My experience of shooting weddings on JPEGs in the past, especially at high ISO´s of 500 and above in dark situations, has been quite disappointing, and I wasn´t looking forward to processing the shots.
At this point I have to take my hat off to Canon and the beautiful new 5D. The images are spot on and not a bit of noise in sight…..absolutely brilliant.
My lesson here is simple. Never to rely on hard drives but instead to carry many smaller cf cards. Therefore, I am minimising the chances of losing the bulk of my shots if I were to lose or damage a 4-8GB Cf card for instance.
Even worse, what if I had backed up all of the cards onto the hard drive and then dropped the Flashtrax in the drink? Everything gone? No way José! For me, I will in the future, stick to carrying plenty (10+) 1 and 2 GB CF cards.
A pocket full of batteries and CF cards is the way to go and I recommend it to anyone thinking of shooting a wedding.
April 20, 2006 12:03 – “Paps” out in public?
What do I mean by this? Well, with the launch of companies like “Scoopt” a while ago, where members of the public could become part time paparazzi and sell online images of famous people in any situation, I personally fear this may have opened a floodgate.
According to the British Journal of Photography a new agency called Big Pictures is heading a huge campaign to launch www.mrpaparazzi.com to 18-30 year olds in the hope of “recruiting” them.
It is being launched along with the distribution of 100,000 flyers and adverts everywhere from the back of London buses to the back of toilet doors in pubs, clubs and restaurants.
They hope to entice members of the public to upload and share their paparazzi images for a 50/50 cut of the profits.
With cameras everywhere now, from high resolution mobile phones right up to affordable DSLR’s, and more and more people carrying them, this kind of things was inevitable.
In the past, news agencies were obliged to hire many photographers, at a cost, and send them to all four corners of the globe with super long telephoto lenses in the hope of catching a major celebrity in an uncompromising situation.
This could, and probably will, mean the end of any privacy for any celebrity whether on the A list or not! With the opportunity to earning a few extra pounds to the chance of becoming a full time “pap” open to anyone, this could lead to many problems.
Picture the scene, London on a typical day or night with not only the press but Joe Public hounding the rich and famous to the point of “extinction”? Could this mean film stars, actors and musicians staying off the scene in general? Will it lead to more and more court cases as drunk members of the public harass anyone and everyone for the chance of a “scoop”?

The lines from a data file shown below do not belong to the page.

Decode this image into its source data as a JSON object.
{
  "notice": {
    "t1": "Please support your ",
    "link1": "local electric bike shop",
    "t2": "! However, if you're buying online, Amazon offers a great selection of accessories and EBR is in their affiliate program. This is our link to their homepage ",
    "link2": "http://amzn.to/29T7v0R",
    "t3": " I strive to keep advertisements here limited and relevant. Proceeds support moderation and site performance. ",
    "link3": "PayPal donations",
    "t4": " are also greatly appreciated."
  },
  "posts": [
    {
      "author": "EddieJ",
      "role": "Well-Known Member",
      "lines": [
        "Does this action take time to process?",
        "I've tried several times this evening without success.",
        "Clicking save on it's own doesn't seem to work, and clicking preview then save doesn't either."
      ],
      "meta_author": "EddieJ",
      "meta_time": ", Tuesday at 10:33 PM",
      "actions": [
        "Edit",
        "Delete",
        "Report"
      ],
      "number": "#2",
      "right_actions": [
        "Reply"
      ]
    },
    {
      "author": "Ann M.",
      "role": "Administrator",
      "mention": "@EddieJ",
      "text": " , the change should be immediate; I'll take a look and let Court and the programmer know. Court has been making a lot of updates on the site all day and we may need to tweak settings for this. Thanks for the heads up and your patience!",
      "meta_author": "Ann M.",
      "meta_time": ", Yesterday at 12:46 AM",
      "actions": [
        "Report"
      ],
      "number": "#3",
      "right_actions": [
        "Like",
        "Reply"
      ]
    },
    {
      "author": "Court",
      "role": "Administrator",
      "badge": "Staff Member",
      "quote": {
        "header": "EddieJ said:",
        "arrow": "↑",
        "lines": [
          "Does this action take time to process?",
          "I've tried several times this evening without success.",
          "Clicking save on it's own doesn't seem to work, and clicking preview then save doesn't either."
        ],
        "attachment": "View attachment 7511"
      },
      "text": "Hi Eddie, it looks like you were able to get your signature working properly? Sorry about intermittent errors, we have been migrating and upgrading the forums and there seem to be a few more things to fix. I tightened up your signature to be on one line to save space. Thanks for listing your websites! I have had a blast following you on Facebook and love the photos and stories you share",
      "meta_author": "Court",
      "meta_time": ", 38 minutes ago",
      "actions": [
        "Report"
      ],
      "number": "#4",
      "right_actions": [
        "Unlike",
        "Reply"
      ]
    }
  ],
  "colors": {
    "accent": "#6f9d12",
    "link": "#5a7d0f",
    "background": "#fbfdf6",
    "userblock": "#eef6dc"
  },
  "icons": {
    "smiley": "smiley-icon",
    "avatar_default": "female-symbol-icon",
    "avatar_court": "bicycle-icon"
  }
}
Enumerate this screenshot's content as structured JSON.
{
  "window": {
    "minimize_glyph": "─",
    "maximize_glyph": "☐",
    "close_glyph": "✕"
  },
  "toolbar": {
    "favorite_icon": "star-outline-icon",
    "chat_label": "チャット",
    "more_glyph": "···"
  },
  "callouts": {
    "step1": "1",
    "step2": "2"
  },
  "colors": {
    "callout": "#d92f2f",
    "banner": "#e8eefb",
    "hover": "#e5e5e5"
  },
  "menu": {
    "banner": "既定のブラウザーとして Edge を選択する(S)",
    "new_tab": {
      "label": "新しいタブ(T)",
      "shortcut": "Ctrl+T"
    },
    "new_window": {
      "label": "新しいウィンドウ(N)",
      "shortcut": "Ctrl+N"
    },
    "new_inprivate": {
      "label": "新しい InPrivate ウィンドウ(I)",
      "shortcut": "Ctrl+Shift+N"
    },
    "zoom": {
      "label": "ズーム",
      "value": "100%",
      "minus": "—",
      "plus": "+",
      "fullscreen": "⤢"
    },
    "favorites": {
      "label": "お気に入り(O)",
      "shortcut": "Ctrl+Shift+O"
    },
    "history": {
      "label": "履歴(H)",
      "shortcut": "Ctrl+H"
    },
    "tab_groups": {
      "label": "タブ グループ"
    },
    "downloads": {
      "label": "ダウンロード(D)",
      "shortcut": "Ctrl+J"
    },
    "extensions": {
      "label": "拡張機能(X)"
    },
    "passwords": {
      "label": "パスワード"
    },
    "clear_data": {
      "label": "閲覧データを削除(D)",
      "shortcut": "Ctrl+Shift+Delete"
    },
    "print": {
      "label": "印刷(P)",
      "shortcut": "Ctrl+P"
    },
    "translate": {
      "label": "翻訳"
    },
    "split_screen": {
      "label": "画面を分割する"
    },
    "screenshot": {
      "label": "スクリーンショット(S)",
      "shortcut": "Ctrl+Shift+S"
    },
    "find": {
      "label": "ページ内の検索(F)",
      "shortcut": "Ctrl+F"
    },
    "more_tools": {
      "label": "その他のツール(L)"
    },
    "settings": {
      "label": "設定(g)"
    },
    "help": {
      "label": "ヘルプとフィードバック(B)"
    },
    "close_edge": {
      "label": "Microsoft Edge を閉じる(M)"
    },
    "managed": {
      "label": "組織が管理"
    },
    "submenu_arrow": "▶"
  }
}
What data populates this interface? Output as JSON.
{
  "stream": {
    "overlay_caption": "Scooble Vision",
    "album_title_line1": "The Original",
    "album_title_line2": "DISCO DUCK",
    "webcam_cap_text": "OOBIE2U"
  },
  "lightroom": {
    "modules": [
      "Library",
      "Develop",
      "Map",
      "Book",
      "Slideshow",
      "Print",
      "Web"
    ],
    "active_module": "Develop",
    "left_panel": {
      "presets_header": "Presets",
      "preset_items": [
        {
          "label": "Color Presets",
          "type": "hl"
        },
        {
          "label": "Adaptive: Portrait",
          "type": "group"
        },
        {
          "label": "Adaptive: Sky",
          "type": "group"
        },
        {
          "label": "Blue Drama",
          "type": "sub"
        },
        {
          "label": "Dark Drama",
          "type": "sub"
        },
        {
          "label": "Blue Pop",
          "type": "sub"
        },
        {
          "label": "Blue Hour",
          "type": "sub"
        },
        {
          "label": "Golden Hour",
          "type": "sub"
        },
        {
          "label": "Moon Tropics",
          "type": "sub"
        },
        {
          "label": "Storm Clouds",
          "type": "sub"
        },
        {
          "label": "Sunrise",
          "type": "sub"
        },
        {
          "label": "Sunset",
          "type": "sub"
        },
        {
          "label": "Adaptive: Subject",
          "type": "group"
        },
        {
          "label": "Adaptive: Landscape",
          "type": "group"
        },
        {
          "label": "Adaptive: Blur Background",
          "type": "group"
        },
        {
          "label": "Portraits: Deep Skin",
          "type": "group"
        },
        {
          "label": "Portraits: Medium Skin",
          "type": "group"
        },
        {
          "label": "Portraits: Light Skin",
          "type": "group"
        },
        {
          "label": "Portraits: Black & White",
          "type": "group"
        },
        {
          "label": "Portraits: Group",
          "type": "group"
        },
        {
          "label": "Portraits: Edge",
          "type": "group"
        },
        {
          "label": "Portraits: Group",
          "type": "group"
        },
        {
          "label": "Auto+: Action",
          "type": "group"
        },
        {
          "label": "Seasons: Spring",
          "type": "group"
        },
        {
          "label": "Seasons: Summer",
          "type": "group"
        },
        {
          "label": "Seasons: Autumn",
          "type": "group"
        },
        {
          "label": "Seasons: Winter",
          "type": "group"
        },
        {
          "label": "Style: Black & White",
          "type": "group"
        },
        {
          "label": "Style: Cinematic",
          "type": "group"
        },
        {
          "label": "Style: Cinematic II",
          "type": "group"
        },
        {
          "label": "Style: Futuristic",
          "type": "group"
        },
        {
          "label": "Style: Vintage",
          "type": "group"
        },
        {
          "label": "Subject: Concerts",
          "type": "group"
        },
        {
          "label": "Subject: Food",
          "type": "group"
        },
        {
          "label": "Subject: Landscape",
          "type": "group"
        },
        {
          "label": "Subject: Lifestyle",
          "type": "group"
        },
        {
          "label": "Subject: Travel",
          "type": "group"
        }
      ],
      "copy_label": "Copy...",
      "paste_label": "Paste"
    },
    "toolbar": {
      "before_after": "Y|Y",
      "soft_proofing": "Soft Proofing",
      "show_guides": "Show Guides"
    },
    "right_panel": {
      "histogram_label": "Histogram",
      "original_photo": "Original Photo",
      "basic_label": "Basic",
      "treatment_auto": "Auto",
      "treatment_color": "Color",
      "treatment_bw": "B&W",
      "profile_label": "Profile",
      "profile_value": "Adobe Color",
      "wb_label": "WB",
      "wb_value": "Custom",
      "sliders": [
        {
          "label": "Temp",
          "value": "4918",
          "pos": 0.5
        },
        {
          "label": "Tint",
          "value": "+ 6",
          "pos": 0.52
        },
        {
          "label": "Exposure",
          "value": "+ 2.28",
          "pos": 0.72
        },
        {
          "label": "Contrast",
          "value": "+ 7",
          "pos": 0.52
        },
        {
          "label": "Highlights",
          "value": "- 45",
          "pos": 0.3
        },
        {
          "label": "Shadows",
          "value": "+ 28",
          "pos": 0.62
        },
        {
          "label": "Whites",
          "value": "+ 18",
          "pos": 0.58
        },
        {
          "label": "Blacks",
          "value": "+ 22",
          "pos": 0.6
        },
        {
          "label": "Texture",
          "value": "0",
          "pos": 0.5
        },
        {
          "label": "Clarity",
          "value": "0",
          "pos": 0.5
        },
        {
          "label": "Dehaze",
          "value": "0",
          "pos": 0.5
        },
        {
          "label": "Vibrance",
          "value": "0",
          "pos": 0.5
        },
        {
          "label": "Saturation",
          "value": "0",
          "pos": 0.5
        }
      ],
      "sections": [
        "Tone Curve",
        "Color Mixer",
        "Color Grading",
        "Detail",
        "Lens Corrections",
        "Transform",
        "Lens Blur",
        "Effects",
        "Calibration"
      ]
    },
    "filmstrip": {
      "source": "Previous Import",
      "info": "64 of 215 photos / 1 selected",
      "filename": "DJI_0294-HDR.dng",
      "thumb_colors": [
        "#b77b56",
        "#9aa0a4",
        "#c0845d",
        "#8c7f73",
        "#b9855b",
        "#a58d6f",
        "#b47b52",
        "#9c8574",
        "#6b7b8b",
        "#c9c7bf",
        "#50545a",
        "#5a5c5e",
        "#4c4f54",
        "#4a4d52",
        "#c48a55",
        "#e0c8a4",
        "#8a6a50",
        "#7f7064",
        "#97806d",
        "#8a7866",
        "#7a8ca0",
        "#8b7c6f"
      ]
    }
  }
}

Whereas in the past people may have had a little decorum when spotting someone like Noel Gallagher on “the razz”, the chance of earning good money for a photo could lead to the odd “fisticuffs” as mobile phones are shoved in his and other people’s faces.
Members of the public can even sign up for text alerts whereby they spill the beans on who is doing what, to whom and where!
The agency does, however, give very strict guidelines as to what will be acceptable as a useable image and what “could” get the photographer into serious trouble for invasion of privacy etc, so beware!
It will be interesting to see how this pans out but personally I think it is poorly thought out, greedy, quite unethical and could become extremely problematic.